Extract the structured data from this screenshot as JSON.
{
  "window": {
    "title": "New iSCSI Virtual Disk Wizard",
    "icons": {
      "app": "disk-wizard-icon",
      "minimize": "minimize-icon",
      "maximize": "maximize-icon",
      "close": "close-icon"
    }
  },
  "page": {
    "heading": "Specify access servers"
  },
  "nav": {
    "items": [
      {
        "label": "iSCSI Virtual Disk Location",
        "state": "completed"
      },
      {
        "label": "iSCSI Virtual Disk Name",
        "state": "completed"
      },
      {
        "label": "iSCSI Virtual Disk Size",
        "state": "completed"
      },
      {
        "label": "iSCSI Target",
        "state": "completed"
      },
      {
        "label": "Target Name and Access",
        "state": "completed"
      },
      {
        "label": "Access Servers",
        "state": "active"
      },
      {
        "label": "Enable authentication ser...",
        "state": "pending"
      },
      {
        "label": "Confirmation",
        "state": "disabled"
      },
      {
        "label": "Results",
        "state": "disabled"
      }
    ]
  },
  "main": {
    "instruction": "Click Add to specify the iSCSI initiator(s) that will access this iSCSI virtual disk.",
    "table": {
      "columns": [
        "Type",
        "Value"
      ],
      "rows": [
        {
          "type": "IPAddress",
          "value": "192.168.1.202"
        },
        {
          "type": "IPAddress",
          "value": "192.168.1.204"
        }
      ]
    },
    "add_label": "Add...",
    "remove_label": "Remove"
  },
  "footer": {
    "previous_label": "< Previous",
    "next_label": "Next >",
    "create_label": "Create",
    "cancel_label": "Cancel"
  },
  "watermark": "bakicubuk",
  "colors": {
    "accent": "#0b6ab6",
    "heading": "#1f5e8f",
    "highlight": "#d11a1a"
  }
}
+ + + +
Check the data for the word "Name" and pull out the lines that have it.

• Output:
        "label": "iSCSI Virtual Disk Name",
        "label": "Target Name and Access",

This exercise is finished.